- Data supplied -
>>>>>
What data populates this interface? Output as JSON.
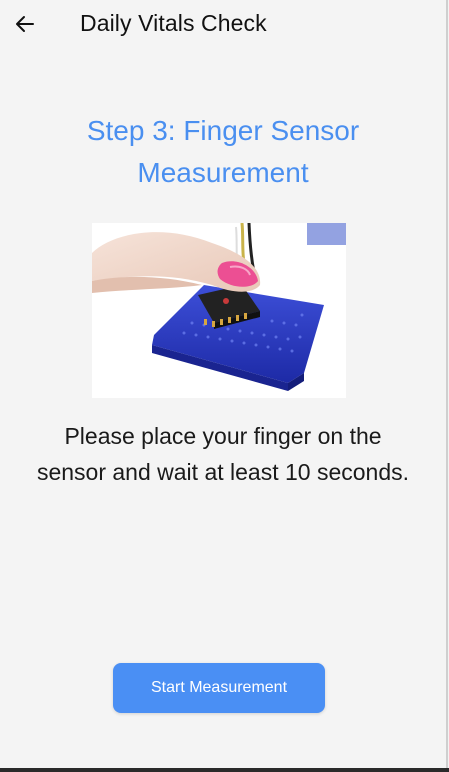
{
  "header": {
    "title": "Daily Vitals Check",
    "back_icon": "arrow-left-icon"
  },
  "step": {
    "title": "Step 3: Finger Sensor Measurement"
  },
  "image": {
    "subject": "finger-on-pulse-sensor-breadboard"
  },
  "instruction": {
    "text": "Please place your finger on the sensor and wait at least 10 seconds."
  },
  "action": {
    "start_label": "Start Measurement"
  },
  "colors": {
    "accent": "#4a8ff4",
    "background": "#f4f4f4",
    "title_text": "#111111"
  }
}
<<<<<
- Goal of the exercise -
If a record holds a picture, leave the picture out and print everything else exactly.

- Worked solution -
What data populates this interface? Output as JSON.
{
  "header": {
    "title": "Daily Vitals Check",
    "back_icon": "arrow-left-icon"
  },
  "step": {
    "title": "Step 3: Finger Sensor Measurement"
  },
  "image": {
    "subject": "finger-on-pulse-sensor-breadboard"
  },
  "instruction": {
    "text": "Please place your finger on the sensor and wait at least 10 seconds."
  },
  "action": {
    "start_label": "Start Measurement"
  },
  "colors": {
    "accent": "#4a8ff4",
    "background": "#f4f4f4",
    "title_text": "#111111"
  }
}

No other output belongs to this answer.